The Guardian vs. The Guardian on Obama and climate change
By Ian Sinclair
20 November 2014
In its editorial on the recent US-China climate change deal The Guardian, generally considered the most radical, left-wing voice in the UK national press, stated “President Obama’s commitment to fighting climate change has not been in doubt”.
What, then, should we make of Suzanne Goldenberg’s Guardian report three days earlier that noted “the reality is that Obama has spent the last six years expanding coal, oil and gas production under his ‘all of the above’ energy strategy”?
Or, in the same report, Goldenberg quoting Obama from his 2012 re-election campaign: “We quadrupled the number of operating rigs to a record high. We’ve added enough new oil and gas pipeline to encircle the earth and then some”?
Or Goldenberg’s November 2012 Guardian report titled ‘The day Obama chose a strategy of silence on climate change’ about a 2009 off-the-record meeting between the White House and the environmental movement when the Obama Administration stated they would not talk about climate change?
Or George Monbiot’s November 2012 Guardian article about the US Presidential race that noted “neither Mitt Romney nor Barack Obama – with the exception of one throwaway line each – have mentioned climate change in the wake of hurricane Sandy… For the first time since 1984, climate change wasn’t mentioned in any of the presidential debates”?
Or Goldenberg’s 2010 Guardian report titled ‘Barack Obama reverse campaign promise and approves offshore drilling’ that noted Obama had announced the “opening up of over 500,000 miles of US coastal waters to oil and gas exploitation for the first time in over 20 years”?

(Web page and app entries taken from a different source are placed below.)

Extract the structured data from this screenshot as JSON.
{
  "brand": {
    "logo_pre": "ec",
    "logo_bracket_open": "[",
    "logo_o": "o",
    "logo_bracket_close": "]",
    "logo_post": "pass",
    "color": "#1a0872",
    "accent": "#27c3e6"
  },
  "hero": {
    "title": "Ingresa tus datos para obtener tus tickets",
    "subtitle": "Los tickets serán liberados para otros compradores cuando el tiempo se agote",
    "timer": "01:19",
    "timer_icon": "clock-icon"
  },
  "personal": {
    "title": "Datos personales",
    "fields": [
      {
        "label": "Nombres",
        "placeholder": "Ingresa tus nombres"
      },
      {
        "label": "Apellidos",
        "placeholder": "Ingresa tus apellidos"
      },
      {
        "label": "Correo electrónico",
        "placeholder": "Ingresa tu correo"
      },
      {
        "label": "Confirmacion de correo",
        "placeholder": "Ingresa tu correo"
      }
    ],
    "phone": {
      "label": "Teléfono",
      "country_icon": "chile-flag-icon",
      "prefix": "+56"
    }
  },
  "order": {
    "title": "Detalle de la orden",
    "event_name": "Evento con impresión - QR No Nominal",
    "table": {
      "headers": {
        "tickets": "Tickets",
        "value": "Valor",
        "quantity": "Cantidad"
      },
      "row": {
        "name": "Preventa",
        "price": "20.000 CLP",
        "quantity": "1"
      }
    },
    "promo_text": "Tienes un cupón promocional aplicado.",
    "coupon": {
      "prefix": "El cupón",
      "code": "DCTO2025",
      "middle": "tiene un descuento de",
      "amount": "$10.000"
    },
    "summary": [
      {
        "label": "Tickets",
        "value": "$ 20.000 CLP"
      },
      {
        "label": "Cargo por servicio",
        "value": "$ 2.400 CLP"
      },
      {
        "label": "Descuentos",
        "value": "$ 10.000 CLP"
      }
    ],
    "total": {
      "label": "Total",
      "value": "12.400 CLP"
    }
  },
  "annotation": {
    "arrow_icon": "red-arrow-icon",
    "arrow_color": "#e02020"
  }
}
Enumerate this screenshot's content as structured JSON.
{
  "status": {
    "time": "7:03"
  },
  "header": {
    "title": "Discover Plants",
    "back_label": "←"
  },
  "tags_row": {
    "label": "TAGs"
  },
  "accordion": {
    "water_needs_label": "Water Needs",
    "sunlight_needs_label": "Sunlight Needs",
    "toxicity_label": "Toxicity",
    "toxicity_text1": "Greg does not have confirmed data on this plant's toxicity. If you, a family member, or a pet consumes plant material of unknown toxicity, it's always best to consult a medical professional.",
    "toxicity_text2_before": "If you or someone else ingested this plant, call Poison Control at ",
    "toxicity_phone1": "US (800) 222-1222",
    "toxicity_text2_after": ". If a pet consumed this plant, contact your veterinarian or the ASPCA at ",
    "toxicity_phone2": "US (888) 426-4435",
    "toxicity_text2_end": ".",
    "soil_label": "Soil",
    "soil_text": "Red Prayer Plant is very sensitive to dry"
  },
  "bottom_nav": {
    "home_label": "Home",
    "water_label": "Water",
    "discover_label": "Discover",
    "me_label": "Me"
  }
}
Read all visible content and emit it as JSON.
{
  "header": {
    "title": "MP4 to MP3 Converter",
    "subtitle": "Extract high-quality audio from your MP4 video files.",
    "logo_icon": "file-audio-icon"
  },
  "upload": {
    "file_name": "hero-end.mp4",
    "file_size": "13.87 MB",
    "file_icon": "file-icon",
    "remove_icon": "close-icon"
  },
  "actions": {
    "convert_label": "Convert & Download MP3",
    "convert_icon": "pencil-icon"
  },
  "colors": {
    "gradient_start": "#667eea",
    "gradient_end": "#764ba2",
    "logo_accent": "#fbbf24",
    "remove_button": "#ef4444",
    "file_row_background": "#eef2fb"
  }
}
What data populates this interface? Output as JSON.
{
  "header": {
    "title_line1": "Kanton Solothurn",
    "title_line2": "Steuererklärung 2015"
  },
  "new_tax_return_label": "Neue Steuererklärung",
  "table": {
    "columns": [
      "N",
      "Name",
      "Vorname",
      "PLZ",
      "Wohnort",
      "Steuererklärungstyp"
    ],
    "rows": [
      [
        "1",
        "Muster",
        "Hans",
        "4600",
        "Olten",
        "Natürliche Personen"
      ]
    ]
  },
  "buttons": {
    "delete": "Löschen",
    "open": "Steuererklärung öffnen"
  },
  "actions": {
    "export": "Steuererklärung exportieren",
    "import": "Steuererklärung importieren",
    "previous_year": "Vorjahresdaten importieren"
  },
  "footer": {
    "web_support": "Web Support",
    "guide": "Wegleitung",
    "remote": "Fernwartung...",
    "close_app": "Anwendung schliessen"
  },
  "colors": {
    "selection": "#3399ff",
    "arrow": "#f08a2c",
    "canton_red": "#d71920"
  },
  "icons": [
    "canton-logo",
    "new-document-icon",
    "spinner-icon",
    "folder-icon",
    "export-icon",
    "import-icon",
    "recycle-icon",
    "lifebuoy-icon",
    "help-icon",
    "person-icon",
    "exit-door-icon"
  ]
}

Or Monbiot’s December 2009 Guardian article that argued “the immediate reason for the failure of the [Copenhagen United Nations climate change] talks can be summarised in two words: Barack Obama”?